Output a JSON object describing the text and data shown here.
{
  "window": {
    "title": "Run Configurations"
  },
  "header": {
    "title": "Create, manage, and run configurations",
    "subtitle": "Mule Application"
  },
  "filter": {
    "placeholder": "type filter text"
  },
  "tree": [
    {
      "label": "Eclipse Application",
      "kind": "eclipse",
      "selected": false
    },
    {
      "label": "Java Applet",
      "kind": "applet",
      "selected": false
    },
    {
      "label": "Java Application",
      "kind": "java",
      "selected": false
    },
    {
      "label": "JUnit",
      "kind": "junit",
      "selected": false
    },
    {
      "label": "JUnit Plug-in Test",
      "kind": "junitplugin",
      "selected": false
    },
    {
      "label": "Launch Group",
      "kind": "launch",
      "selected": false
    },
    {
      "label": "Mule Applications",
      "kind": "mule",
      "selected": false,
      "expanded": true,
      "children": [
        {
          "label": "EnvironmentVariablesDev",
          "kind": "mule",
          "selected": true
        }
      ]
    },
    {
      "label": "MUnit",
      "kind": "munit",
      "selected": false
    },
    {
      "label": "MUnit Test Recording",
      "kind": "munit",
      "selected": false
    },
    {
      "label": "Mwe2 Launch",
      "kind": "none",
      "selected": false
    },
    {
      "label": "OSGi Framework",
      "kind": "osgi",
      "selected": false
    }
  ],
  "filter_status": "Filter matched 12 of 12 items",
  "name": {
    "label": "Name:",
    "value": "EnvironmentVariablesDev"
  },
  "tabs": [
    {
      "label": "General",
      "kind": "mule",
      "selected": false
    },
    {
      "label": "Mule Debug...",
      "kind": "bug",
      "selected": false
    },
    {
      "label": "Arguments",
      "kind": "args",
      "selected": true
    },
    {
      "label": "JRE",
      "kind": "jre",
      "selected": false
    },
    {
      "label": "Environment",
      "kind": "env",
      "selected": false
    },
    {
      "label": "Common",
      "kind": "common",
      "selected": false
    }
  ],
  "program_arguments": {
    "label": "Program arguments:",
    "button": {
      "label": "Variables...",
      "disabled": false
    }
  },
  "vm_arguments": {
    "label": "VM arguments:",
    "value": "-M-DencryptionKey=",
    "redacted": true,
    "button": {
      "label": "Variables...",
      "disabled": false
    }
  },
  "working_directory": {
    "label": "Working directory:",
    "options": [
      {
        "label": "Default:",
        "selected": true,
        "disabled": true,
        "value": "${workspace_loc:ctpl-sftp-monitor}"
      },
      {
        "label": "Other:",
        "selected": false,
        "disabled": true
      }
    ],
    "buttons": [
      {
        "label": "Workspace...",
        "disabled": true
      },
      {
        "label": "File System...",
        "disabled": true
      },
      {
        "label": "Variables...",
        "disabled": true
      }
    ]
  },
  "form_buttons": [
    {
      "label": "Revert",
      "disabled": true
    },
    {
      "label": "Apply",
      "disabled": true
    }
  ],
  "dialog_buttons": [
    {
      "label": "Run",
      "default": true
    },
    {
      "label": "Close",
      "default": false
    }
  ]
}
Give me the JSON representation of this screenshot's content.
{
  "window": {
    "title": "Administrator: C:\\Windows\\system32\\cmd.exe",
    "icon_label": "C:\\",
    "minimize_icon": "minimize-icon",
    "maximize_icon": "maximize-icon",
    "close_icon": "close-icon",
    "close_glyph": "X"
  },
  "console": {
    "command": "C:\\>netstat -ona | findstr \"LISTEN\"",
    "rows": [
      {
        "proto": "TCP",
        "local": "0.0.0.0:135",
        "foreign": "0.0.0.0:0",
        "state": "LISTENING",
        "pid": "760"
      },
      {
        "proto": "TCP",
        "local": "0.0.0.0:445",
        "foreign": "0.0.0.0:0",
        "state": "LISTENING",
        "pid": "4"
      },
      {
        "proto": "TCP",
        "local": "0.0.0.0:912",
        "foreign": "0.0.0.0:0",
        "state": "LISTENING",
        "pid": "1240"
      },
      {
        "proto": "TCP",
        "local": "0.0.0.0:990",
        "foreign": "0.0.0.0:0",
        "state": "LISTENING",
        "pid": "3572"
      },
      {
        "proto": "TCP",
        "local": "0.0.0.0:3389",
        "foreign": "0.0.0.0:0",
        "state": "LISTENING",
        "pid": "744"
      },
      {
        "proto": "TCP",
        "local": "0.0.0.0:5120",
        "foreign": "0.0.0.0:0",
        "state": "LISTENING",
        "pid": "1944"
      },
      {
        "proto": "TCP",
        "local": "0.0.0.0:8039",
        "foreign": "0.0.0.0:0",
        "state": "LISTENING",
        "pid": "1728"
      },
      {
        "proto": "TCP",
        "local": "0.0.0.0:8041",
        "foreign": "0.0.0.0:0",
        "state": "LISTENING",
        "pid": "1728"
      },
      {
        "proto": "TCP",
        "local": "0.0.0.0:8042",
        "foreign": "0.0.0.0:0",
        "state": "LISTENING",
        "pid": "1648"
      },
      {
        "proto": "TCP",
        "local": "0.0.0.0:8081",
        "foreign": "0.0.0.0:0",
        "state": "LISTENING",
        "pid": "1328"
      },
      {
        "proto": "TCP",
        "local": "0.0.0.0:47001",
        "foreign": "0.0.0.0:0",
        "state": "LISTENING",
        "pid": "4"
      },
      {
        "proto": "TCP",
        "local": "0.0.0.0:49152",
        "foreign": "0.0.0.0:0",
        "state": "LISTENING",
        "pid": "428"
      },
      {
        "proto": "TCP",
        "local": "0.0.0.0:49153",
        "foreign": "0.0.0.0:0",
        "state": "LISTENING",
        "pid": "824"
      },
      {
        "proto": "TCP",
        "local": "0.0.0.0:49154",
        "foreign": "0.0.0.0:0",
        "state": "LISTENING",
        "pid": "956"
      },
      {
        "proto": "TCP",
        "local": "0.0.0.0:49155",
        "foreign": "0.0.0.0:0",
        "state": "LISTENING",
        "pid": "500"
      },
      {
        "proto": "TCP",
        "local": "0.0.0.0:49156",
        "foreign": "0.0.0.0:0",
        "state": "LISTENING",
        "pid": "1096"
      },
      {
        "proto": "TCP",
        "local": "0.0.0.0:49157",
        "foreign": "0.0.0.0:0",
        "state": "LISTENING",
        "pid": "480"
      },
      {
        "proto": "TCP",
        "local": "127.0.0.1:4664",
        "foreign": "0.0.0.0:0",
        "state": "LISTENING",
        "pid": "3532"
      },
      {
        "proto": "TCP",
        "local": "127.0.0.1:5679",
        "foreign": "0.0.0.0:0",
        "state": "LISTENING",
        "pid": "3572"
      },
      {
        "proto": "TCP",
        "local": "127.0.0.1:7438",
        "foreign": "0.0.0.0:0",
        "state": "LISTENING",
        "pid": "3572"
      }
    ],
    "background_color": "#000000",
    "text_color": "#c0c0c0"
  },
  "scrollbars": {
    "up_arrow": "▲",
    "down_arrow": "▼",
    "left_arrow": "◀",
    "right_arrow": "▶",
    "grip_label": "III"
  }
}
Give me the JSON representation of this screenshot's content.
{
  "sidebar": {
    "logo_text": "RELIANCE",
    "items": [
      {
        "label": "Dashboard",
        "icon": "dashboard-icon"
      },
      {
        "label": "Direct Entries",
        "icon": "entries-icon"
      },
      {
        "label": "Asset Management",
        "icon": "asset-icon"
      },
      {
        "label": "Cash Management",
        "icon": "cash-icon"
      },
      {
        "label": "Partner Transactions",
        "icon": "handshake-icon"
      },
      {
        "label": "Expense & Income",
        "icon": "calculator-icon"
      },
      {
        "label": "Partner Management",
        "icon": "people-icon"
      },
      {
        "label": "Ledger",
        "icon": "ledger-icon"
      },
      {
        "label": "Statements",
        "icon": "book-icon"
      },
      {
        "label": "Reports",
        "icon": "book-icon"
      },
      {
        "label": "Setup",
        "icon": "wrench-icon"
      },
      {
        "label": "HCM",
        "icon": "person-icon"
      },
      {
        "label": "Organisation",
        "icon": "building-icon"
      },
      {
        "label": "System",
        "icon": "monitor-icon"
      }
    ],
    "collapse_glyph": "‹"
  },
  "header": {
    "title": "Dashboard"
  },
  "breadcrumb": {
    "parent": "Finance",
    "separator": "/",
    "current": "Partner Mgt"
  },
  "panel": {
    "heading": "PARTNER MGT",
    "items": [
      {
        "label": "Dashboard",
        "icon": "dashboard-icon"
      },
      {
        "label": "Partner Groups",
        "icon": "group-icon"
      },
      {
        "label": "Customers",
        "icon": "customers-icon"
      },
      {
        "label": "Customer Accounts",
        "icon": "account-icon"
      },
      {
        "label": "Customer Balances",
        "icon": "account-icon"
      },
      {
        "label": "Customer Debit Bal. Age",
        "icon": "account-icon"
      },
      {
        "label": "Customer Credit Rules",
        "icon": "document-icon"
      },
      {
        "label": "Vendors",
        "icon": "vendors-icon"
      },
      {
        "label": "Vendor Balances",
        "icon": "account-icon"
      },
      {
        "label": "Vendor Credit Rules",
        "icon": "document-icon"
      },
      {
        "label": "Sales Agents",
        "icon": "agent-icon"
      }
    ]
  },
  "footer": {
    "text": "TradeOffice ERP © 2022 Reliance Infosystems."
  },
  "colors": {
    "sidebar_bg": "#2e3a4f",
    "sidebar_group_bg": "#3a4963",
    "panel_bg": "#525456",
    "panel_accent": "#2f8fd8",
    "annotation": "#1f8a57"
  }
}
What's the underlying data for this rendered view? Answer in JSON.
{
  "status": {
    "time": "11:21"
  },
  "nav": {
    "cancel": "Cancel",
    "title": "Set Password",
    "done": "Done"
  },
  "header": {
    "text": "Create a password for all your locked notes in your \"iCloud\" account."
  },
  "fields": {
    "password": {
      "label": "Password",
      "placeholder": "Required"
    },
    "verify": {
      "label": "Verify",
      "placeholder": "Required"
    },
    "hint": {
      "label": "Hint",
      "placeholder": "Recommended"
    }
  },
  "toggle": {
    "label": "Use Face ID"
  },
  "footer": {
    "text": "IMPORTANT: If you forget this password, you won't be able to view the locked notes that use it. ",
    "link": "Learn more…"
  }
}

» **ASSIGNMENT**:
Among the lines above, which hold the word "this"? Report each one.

» **RESPONSE TO THE EXERCISE**:
Give me the JSON representation of this screenshot's content.
Give me the JSON representation of this screenshot's content.
What's the underlying data for this rendered view? Answer in JSON.
    "text": "IMPORTANT: If you forget this password, you won't be able to view the locked notes that use it. ",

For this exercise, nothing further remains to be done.